Once the pork is about 90% cooked it's time to put in the goya.
It's important to ensure that the goya is completely drained so that you do not have any unnecessary fluids in your chanpuru. Toss the goya around until it starts to become cooked. Much like other veggies goya will cook down and lose some of it's color once it's been fully cooked.
The next step is to add in your tofu. There are many types of tofu that you can put in your chanpuru. Usually I put in fresh local tofu but because this one was on sale for 88yen I got this one today.
You can cube your tofu or make it the consistency of scrambled eggs.
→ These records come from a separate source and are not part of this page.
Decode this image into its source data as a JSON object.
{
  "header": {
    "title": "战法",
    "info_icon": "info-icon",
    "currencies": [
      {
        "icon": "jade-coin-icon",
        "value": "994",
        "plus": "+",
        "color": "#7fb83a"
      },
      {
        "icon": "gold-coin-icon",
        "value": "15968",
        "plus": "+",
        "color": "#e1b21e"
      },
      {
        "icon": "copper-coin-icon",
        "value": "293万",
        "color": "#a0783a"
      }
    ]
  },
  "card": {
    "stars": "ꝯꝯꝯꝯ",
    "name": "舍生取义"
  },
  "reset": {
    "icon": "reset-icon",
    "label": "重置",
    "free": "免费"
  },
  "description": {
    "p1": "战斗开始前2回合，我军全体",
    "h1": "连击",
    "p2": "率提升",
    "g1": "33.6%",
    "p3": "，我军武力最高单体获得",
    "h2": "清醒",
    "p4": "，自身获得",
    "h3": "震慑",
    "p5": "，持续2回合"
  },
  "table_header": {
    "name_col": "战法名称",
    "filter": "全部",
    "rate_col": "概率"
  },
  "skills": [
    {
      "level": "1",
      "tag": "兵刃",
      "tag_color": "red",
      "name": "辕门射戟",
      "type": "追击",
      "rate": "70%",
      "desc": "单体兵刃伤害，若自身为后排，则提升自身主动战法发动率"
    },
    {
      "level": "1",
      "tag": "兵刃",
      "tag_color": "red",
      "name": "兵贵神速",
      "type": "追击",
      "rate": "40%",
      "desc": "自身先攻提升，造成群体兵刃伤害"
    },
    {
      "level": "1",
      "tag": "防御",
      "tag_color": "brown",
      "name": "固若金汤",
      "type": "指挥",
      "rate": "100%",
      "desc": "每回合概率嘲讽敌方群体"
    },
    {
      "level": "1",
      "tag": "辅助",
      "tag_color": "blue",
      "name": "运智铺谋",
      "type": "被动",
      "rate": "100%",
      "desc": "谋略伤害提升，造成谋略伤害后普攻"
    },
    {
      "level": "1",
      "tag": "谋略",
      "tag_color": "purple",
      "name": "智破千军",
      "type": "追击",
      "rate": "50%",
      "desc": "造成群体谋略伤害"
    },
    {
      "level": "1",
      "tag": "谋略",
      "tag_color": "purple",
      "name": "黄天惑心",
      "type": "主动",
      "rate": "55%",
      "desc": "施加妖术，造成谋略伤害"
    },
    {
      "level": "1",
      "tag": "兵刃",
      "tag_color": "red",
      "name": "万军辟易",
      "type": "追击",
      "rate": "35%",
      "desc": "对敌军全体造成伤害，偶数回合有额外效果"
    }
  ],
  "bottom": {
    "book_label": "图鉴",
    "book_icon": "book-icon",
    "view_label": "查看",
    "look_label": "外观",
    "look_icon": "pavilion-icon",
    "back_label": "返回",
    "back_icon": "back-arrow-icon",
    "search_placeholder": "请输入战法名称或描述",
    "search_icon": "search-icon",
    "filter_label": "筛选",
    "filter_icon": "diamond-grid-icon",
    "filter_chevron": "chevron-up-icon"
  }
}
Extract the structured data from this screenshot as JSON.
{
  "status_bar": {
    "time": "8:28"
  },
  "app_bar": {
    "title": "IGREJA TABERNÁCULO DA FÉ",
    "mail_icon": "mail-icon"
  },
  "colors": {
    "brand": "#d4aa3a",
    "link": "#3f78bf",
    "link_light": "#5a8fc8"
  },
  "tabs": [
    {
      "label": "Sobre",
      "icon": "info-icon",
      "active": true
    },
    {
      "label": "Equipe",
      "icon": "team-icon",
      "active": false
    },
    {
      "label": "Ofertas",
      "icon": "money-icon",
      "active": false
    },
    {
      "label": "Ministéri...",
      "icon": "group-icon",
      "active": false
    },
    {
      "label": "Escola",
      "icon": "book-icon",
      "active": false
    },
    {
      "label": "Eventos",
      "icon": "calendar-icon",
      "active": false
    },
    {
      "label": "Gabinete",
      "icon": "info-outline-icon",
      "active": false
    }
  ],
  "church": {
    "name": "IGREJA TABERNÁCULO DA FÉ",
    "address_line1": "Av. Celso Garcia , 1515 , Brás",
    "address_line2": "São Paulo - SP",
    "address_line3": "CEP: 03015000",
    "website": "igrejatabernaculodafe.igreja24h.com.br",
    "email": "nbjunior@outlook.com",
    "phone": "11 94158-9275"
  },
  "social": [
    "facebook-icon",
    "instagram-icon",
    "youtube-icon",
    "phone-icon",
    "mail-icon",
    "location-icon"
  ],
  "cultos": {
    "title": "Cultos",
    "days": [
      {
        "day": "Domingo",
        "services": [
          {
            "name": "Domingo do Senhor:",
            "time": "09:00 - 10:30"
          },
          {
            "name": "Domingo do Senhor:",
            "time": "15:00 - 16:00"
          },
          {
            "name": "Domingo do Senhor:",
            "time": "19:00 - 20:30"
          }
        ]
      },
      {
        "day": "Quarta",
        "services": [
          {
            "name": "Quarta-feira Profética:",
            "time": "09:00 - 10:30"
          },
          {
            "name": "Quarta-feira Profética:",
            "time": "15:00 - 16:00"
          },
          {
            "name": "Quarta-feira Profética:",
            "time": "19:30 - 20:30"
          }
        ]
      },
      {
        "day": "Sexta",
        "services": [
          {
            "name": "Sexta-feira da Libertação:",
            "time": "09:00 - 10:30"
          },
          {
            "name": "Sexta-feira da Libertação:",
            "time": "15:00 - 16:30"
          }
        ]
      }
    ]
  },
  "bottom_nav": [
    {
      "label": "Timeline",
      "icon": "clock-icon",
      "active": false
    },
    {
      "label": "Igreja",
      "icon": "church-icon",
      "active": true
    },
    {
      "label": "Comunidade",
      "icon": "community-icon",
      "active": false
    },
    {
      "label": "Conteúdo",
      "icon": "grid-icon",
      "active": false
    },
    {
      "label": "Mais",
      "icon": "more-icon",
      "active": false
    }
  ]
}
I like when it is the way that the tofu distributes throughout the dish when it is the consistency of scrambled eggs so I use hashi to mix it up a bit.
Once it's mixed around in the pan you can see how the tofu evenly disperses throughout. At this time you're also going to want to add in the sauce. I had packets of sauce that I get from my local grocery store, however, you can use sake (or coking sake) and soy sauce.
Finally we add in the eggs. Just go ahead and put them in there and mix them around. Once it's mixed around and the yolks have been broken down cover the dish and let simmer for a short time until the eggs become firm.
Now officially you're done, but there are many other restaurants that will add in some carrots so I have some carrots which I picked up from the store already shredded which I add in just before the dish is done cooking.
Now that the carrots are cooked that's it, you're done. For me the next step is putting the food into containers and into the fridge. It will keep for a couple of days so it's a good meal to make and then pack for lunch. When it comes to the taste the dish is yummy and natural tasting BUT not for everyone. The goya is bitter, like eating the rind of a watermelon almost but the mix of flavors makes it really good. Goya is also a very healthy food which is a main part of the diet here in Okinawa especially during the summer. Some people even grow it in their own yards.